'''

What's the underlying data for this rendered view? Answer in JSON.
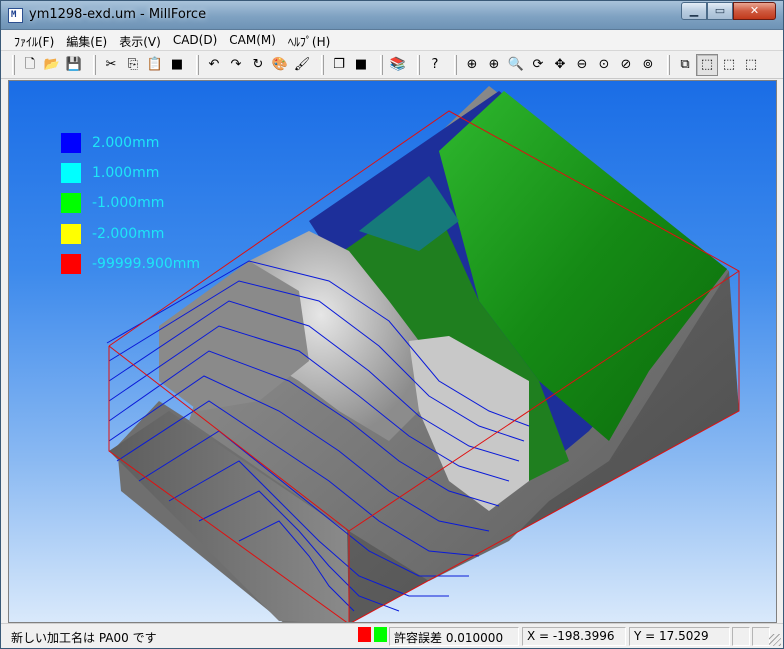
{
  "window": {
    "title": "ym1298-exd.um - MillForce",
    "app_icon": "M",
    "caption": {
      "minimize": "minimize-icon",
      "maximize": "maximize-icon",
      "close": "close-icon"
    }
  },
  "menu": [
    {
      "label": "ﾌｧｲﾙ(F)"
    },
    {
      "label": "編集(E)"
    },
    {
      "label": "表示(V)"
    },
    {
      "label": "CAD(D)"
    },
    {
      "label": "CAM(M)"
    },
    {
      "label": "ﾍﾙﾌﾟ(H)"
    }
  ],
  "toolbar": {
    "groups": [
      [
        {
          "icon": "new-file-icon",
          "glyph": "🗋"
        },
        {
          "icon": "open-folder-icon",
          "glyph": "📂"
        },
        {
          "icon": "save-icon",
          "glyph": "💾"
        }
      ],
      [
        {
          "icon": "cut-icon",
          "glyph": "✂"
        },
        {
          "icon": "copy-icon",
          "glyph": "⎘"
        },
        {
          "icon": "paste-icon",
          "glyph": "📋"
        },
        {
          "icon": "delete-icon",
          "glyph": "■"
        }
      ],
      [
        {
          "icon": "undo-icon",
          "glyph": "↶"
        },
        {
          "icon": "redo-icon",
          "glyph": "↷"
        },
        {
          "icon": "refresh-icon",
          "glyph": "↻"
        },
        {
          "icon": "palette-icon",
          "glyph": "🎨"
        },
        {
          "icon": "paint-icon",
          "glyph": "🖌"
        }
      ],
      [
        {
          "icon": "layers-icon",
          "glyph": "❐"
        },
        {
          "icon": "cube-blue-icon",
          "glyph": "■"
        }
      ],
      [
        {
          "icon": "books-icon",
          "glyph": "📚"
        }
      ],
      [
        {
          "icon": "help-icon",
          "glyph": "?"
        }
      ],
      [
        {
          "icon": "zoom-window-icon",
          "glyph": "⊕"
        },
        {
          "icon": "zoom-in-icon",
          "glyph": "⊕"
        },
        {
          "icon": "zoom-query-icon",
          "glyph": "🔍"
        },
        {
          "icon": "rotate-icon",
          "glyph": "⟳"
        },
        {
          "icon": "pan-icon",
          "glyph": "✥"
        },
        {
          "icon": "zoom-out-icon",
          "glyph": "⊖"
        },
        {
          "icon": "zoom-fit-icon",
          "glyph": "⊙"
        },
        {
          "icon": "zoom-prev-icon",
          "glyph": "⊘"
        },
        {
          "icon": "zoom-all-icon",
          "glyph": "⊚"
        }
      ],
      [
        {
          "icon": "view-wire-icon",
          "glyph": "⧉"
        },
        {
          "icon": "view-iso-icon",
          "glyph": "⬚",
          "pressed": true
        },
        {
          "icon": "view-cyan-icon",
          "glyph": "⬚"
        },
        {
          "icon": "view-shaded-icon",
          "glyph": "⬚"
        }
      ]
    ]
  },
  "legend": [
    {
      "color": "#0000ff",
      "label": "2.000mm"
    },
    {
      "color": "#00ffff",
      "label": "1.000mm"
    },
    {
      "color": "#00ff00",
      "label": "-1.000mm"
    },
    {
      "color": "#ffff00",
      "label": "-2.000mm"
    },
    {
      "color": "#ff0000",
      "label": "-99999.900mm"
    }
  ],
  "status": {
    "message": "新しい加工名は PA00 です",
    "tolerance_colors": [
      "#ff0000",
      "#00ff00"
    ],
    "tolerance": "許容誤差 0.010000",
    "x": "X = -198.3996",
    "y": "Y = 17.5029",
    "empty1": "",
    "empty2": ""
  }
}
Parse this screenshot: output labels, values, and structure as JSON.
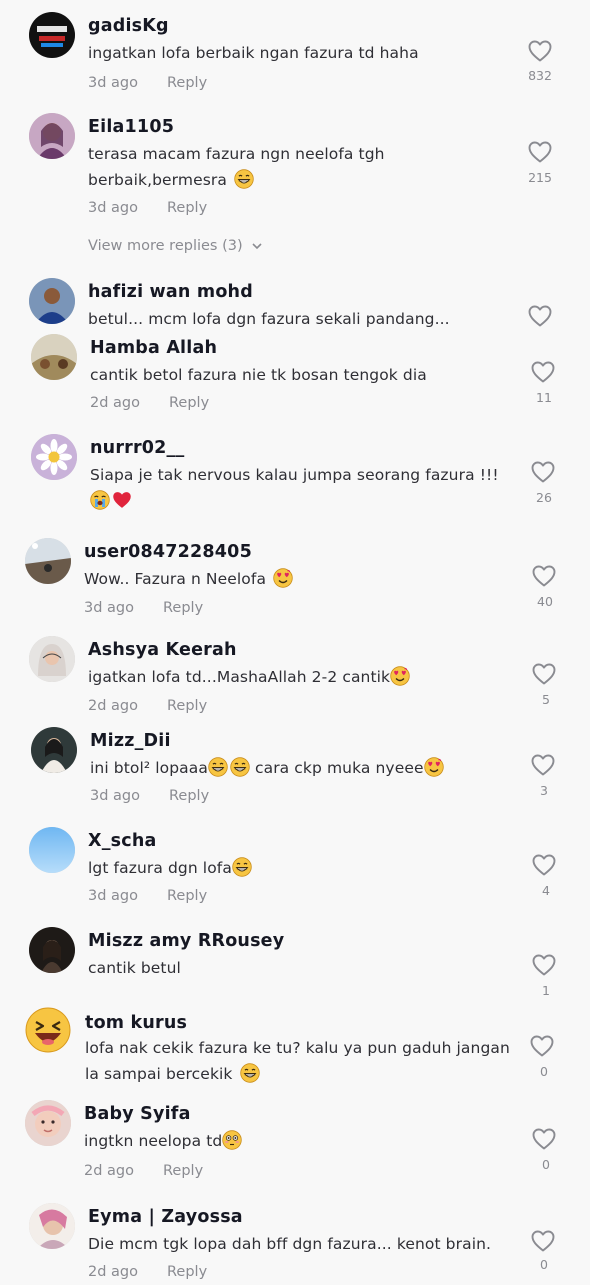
{
  "comments": [
    {
      "username": "gadisKg",
      "text": "ingatkan lofa berbaik ngan fazura td haha",
      "time": "3d ago",
      "reply": "Reply",
      "likes": "832"
    },
    {
      "username": "Eila1105",
      "text": "terasa macam fazura ngn neelofa tgh berbaik,bermesra",
      "time": "3d ago",
      "reply": "Reply",
      "likes": "215"
    },
    {
      "username": "hafizi wan mohd",
      "text": "betul... mcm lofa dgn fazura sekali pandang...",
      "time": "",
      "reply": "",
      "likes": ""
    },
    {
      "username": "Hamba Allah",
      "text": "cantik betol fazura nie tk bosan tengok dia",
      "time": "2d ago",
      "reply": "Reply",
      "likes": "11"
    },
    {
      "username": "nurrr02__",
      "text": "Siapa je tak nervous kalau jumpa seorang fazura !!!",
      "time": "",
      "reply": "",
      "likes": "26"
    },
    {
      "username": "user0847228405",
      "text": "Wow.. Fazura n Neelofa",
      "time": "3d ago",
      "reply": "Reply",
      "likes": "40"
    },
    {
      "username": "Ashsya Keerah",
      "text": "igatkan lofa td...MashaAllah 2-2 cantik",
      "time": "2d ago",
      "reply": "Reply",
      "likes": "5"
    },
    {
      "username": "Mizz_Dii",
      "text": "ini btol² lopaaa",
      "text2": "cara ckp muka nyeee",
      "time": "3d ago",
      "reply": "Reply",
      "likes": "3"
    },
    {
      "username": "X_scha",
      "text": "lgt fazura dgn lofa",
      "time": "3d ago",
      "reply": "Reply",
      "likes": "4"
    },
    {
      "username": "Miszz amy RRousey",
      "text": "cantik betul",
      "time": "",
      "reply": "",
      "likes": "1"
    },
    {
      "username": "tom kurus",
      "text": "lofa nak cekik fazura ke tu? kalu ya pun gaduh jangan la sampai bercekik",
      "time": "",
      "reply": "",
      "likes": "0"
    },
    {
      "username": "Baby Syifa",
      "text": "ingtkn neelopa td",
      "time": "2d ago",
      "reply": "Reply",
      "likes": "0"
    },
    {
      "username": "Eyma | Zayossa",
      "text": "Die mcm tgk lopa dah bff dgn fazura... kenot brain.",
      "time": "2d ago",
      "reply": "Reply",
      "likes": "0"
    }
  ],
  "view_more_replies": "View more replies (3)",
  "colors": {
    "background": "#f8f8f8",
    "username": "#161823",
    "text": "#2f2f35",
    "meta": "#8a8b91",
    "heart_outline": "#8a8b91"
  }
}
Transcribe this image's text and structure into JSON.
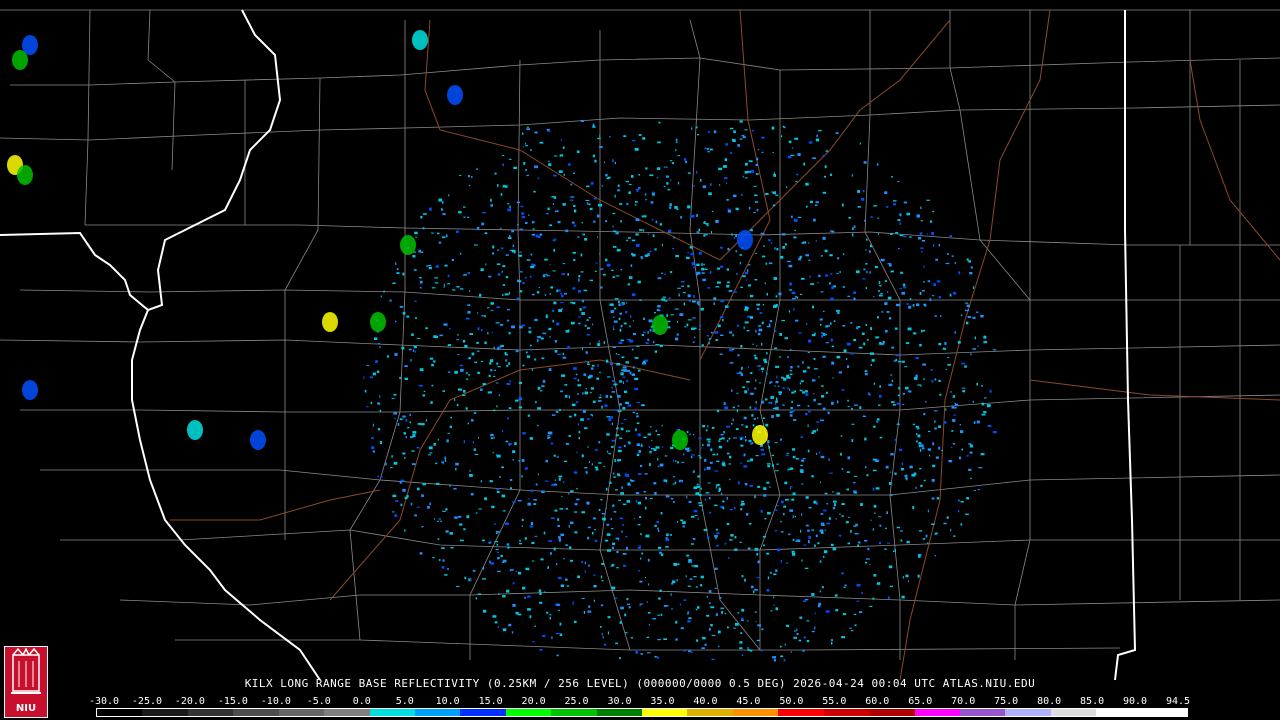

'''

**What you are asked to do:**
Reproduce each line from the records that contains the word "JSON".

**Answer area:**
What's the underlying data for this rendered view? Answer in JSON.
Parse this screenshot: output labels, values, and structure as JSON.
Transcribe this image's text and structure into JSON.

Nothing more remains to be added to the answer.